Take for example a volunteer role that involves leadership which might require training in many areas:
It is likely that many volunteers will keep a mental note of what they will receive for volunteering their time and energy and the training experience might be the main reason for a member volunteering. You will need to balance the need to get the project completed on time, with the volunteers desire to learn new skills.
You should start by identifying for each task the skills that are essential and those for which you are willing to provide training. You might already have training resources for some of these areas for members. If you don’t, you could set up a complimentary arrangement with another membership association that does.
You need to consider the training options available. In the training industry the current trend is to use a ‘blended learning’ approach and this uses a combination of training formats. The traditional face-to-face classroom style training or manuals and handbooks are now being complimented with on-line e-learning, teleconferencing, one-to-one coaching or CDs.

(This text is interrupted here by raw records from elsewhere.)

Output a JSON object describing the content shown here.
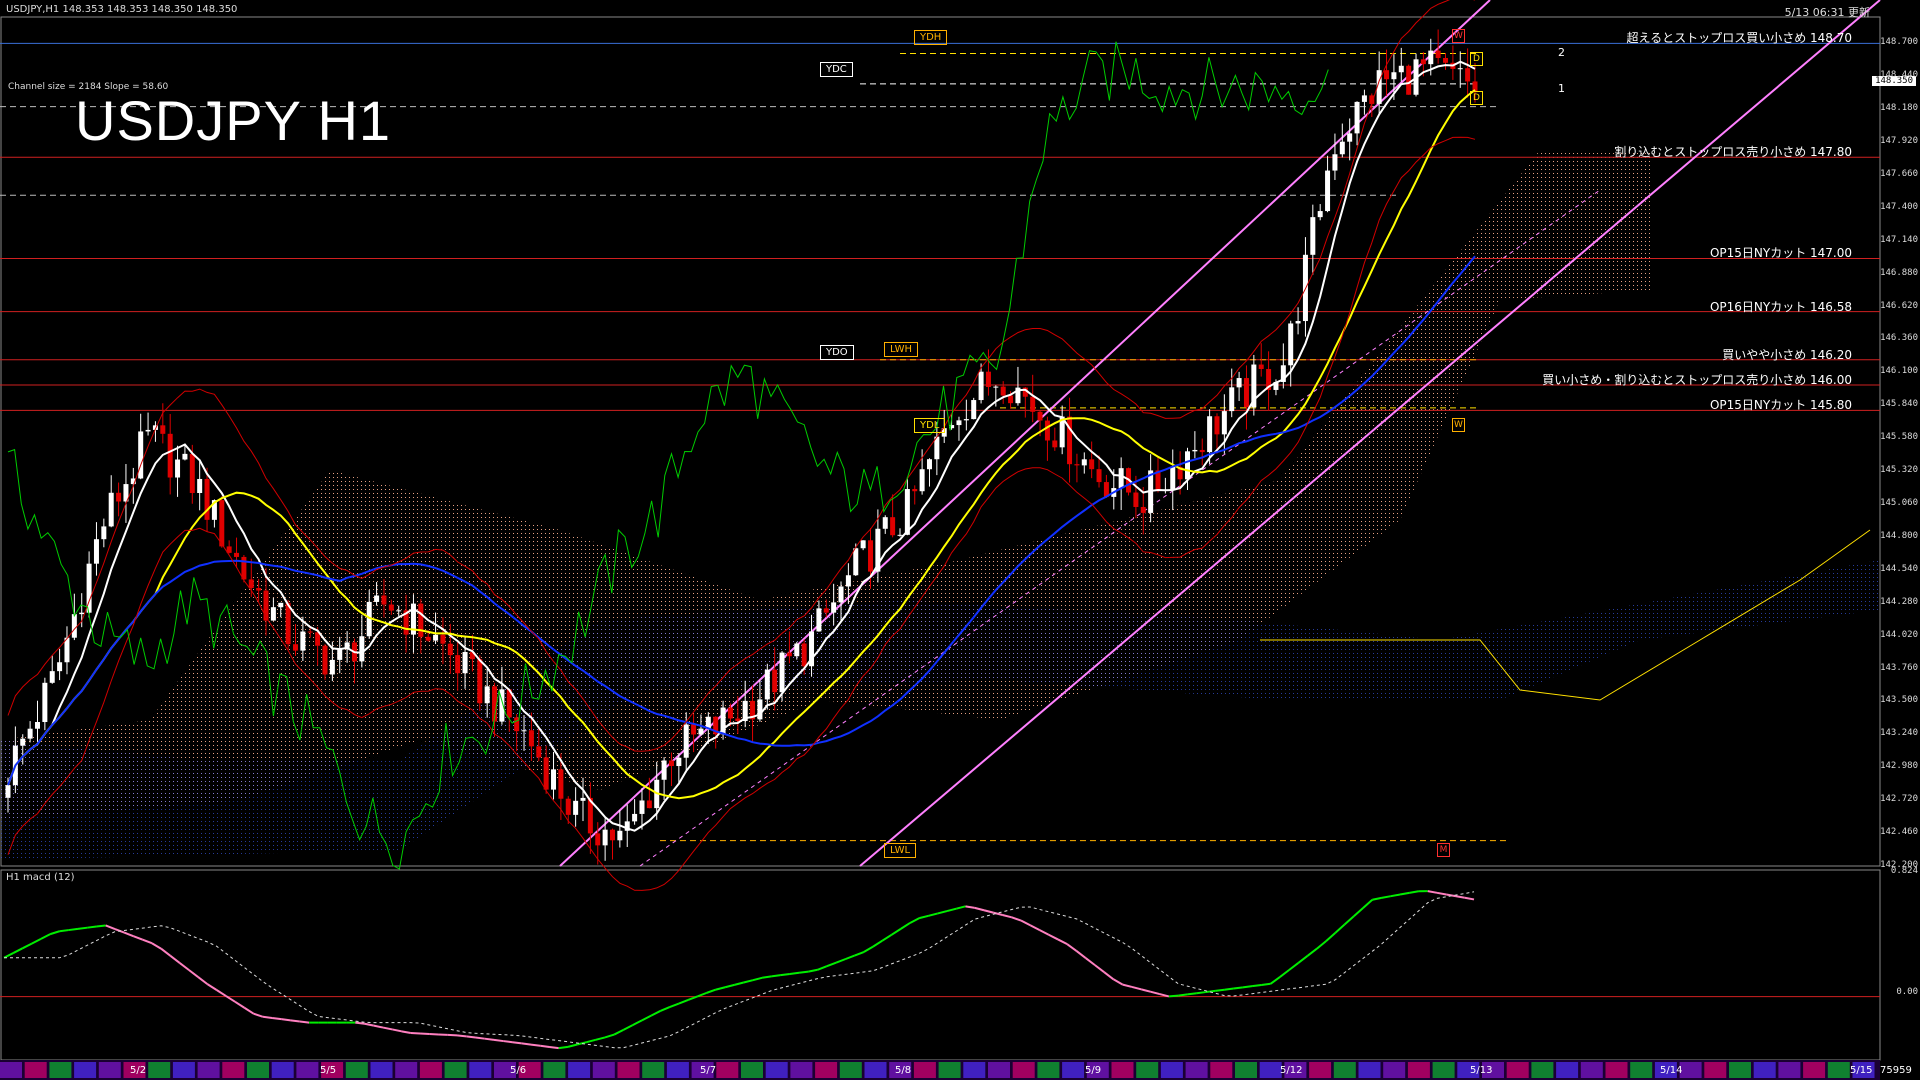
{
  "header": {
    "symbol_info": "USDJPY,H1  148.353 148.353 148.350 148.350",
    "updated": "5/13 06:31 更新",
    "channel_info": "Channel size = 2184 Slope = 58.60",
    "big_title": "USDJPY H1",
    "current_price": "148.350"
  },
  "macd": {
    "title": "H1  macd (12)",
    "top": "0.824",
    "zero": "0.00"
  },
  "levels": [
    {
      "price": 148.7,
      "text": "超えるとストップロス買い小さめ 148.70",
      "color": "#3a6fd8"
    },
    {
      "price": 147.8,
      "text": "割り込むとストップロス売り小さめ 147.80",
      "color": "#d02020"
    },
    {
      "price": 147.0,
      "text": "OP15日NYカット 147.00",
      "color": "#d02020"
    },
    {
      "price": 146.58,
      "text": "OP16日NYカット 146.58",
      "color": "#d02020"
    },
    {
      "price": 146.2,
      "text": "買いやや小さめ 146.20",
      "color": "#d02020"
    },
    {
      "price": 146.0,
      "text": "買い小さめ・割り込むとストップロス売り小さめ 146.00",
      "color": "#d02020"
    },
    {
      "price": 145.8,
      "text": "OP15日NYカット 145.80",
      "color": "#d02020"
    }
  ],
  "tags": {
    "ydh": "YDH",
    "ydc": "YDC",
    "ydo": "YDO",
    "lwh": "LWH",
    "ydl": "YDL",
    "lwl": "LWL",
    "w_top": "W",
    "d1": "D",
    "d2": "D",
    "w_mid": "W",
    "m_bot": "M"
  },
  "channel_labels": {
    "one": "1",
    "two": "2"
  },
  "axis": {
    "y_ticks": [
      "148.700",
      "148.440",
      "148.180",
      "147.920",
      "147.660",
      "147.400",
      "147.140",
      "146.880",
      "146.620",
      "146.360",
      "146.100",
      "145.840",
      "145.580",
      "145.320",
      "145.060",
      "144.800",
      "144.540",
      "144.280",
      "144.020",
      "143.760",
      "143.500",
      "143.240",
      "142.980",
      "142.720",
      "142.460",
      "142.200"
    ],
    "x_labels": [
      "5/2",
      "5/5",
      "5/6",
      "5/7",
      "5/8",
      "5/9",
      "5/12",
      "5/13",
      "5/14",
      "5/15"
    ],
    "corner": "75959"
  },
  "colors": {
    "bull": "#ffffff",
    "bear": "#e00000",
    "ma_white": "#ffffff",
    "ma_yellow": "#ffff00",
    "ma_blue": "#1030ff",
    "bollinger": "#d00000",
    "chikou": "#00cc00",
    "channel": "#ff80ff",
    "macd_up": "#00ee00",
    "macd_down": "#ff80c0"
  },
  "chart_data": {
    "type": "candlestick",
    "title": "USDJPY H1",
    "ylim": [
      142.2,
      148.9
    ],
    "x": [
      "5/2",
      "5/5",
      "5/6",
      "5/7",
      "5/8",
      "5/9",
      "5/12",
      "5/13",
      "5/14",
      "5/15"
    ],
    "close_path": [
      142.95,
      143.7,
      144.9,
      145.6,
      145.2,
      144.5,
      144.0,
      143.8,
      144.3,
      144.0,
      143.6,
      143.2,
      142.6,
      142.4,
      143.1,
      143.3,
      143.6,
      144.0,
      144.6,
      145.0,
      145.8,
      146.1,
      145.7,
      145.3,
      145.1,
      145.5,
      145.9,
      146.2,
      147.9,
      148.4,
      148.5,
      148.35
    ],
    "last_price": 148.35,
    "macd_path": [
      0.3,
      0.5,
      0.55,
      0.4,
      0.1,
      -0.15,
      -0.2,
      -0.2,
      -0.28,
      -0.3,
      -0.35,
      -0.4,
      -0.3,
      -0.1,
      0.05,
      0.15,
      0.2,
      0.35,
      0.6,
      0.7,
      0.6,
      0.4,
      0.1,
      0.0,
      0.05,
      0.1,
      0.4,
      0.75,
      0.82,
      0.75
    ]
  }
}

Professional training providers also consider:
How do you keep volunteers involved? The best way to keep a volunteer involved is to make sure they have a good experience.
To achieve this you need to offer interesting and meaningful work, ideally with a real and visible impact they can feel proud of, and prepare a supportive environment for the volunteer.
A supportive environment means:
Watch out for problem areas because volunteers have a very easy exit option and can depart as quick as they came. The main problem areas are poor planning, poor recruitment practices, relationship problems with paid staff and the organization not being ready for volunteers.
There are many advantages if you can successfully engage members in volunteering. They can extend your resources and sphere of influence. They can bring you extra credibility and bring a wider and more objective perspective on issues.
Finally in the years ahead a key task for association leaders, will be to remain vibrant and representative of the community, by engaging and harnessing the energy and enthusiasm of its younger members. Are you prepared for this challenge?
Every volunteer opportunity for members should be thought through and planned from the start. Good preparation will help you prevent problems that could result in delays and frustration.
This article was published in Association Manager in August 2005